The paper “constructs” a good regulator for a given adversarial system and notion of good. However, the construction is abstract, and as stated would require exhaustive search and an enormous lookup table to be implemented, and so is not particularly useful.
Real systems must be effectively runnable in whatever sense may be appropriate in one’s context (i.e., can be executed on the computational resources one has, or using the set of people that one has in their organization, etc.).
It’s clear that the idea of the Ashby–Conant theroem can be related to computational complexity. I would refer you to pages “512” and “513” in their paper for a description of the basic setup, but essentially^{1} we have the full state of the world parameterized by a set $D$, the state of a “regulator” (which we imagine that we control and that we are trying to design) parameterized by a set $R$, the state of the adversarial environment parameterized by a set $S$, and maps
$$ \begin{aligned} \phi &\colon D \to S \ \rho &\colon D \to R \ \psi &\colon S \times R \to { 0, 1 } \ \begin{aligned} $$ There are a few ways we can think about this setup from the point of view of complexity theory that may be useful.
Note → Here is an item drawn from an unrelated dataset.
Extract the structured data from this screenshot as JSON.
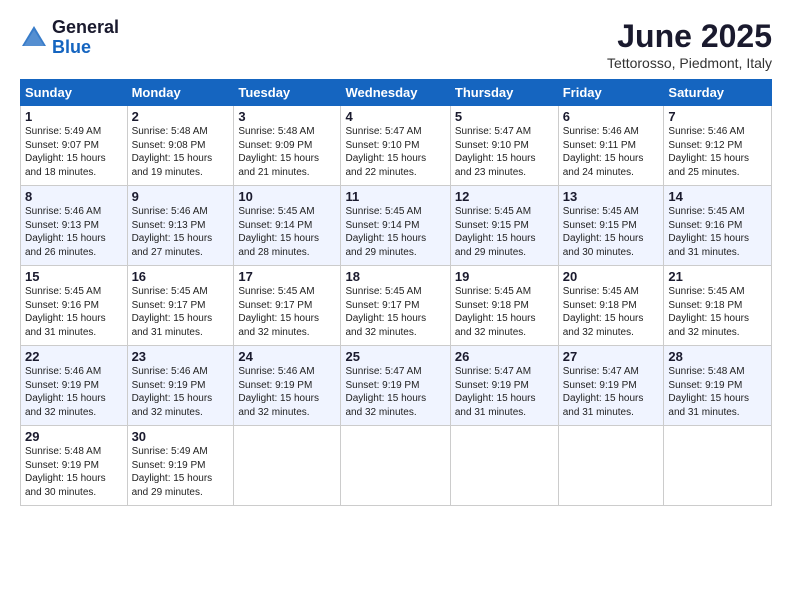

One is: $\phi$ is picking out a set of “problems to be solved” or “statements to be proved”. $\rho$ is picking out a corresponding set of solutions, or proofs. $\psi$ is the relation that checks a solution against a given problem (or that a proof proves the given statement).
Let’s suppose that $\psi$ runs in polynomial time and describes a total relation in the sense that for any $s \in S$ there is some $r \in R$ with $\psi(s, r) = 1$.
Then the map $h \colon S \to R$ from the Conant–Ashby theorem represents a solution to the total NP search problem presented by $S$ for the relation $\psi$. Therefore its complexity may be lower-bounded if $\psi$ represents a known hard problem, etc.
Another way to think about it: the whole setup is actually quite symmetric in $S$ and $R$. We may If $\psi$ is not checking in too complex a way, then we may be quite lazy with $R$, and not need to match $S$’s complexity.
What’s interesting is the whole setup is actually quite symmetric in $S$ and $R$. Perhaps no need to force the NP assymetry of statements and witnesses onto it.
Also, it kind of gives a notion of complexity relative to a given notion of “sameness”. Like, if $\psi$ is equality, then $\rho$ must be exactly as complex as $\phi$. But if $\psi$ is some kind of approximate equality (like if $\psi$ is trying to distinguish them), then $\rho$ could be merely pseudo-equal to $\phi$, up to however stupid $\psi$ is.
It would be interesting to do a
practically computable (whatever ) For this, we must pay
However , in practice, However, the name of the
They actually have $\psi$ map into a set $Z$ of outcomes and distinguish a “good” subset $G \subseteq Z$, but I think it’s easier for $\psi$ just to check if the outcome looks good or not. ↩︎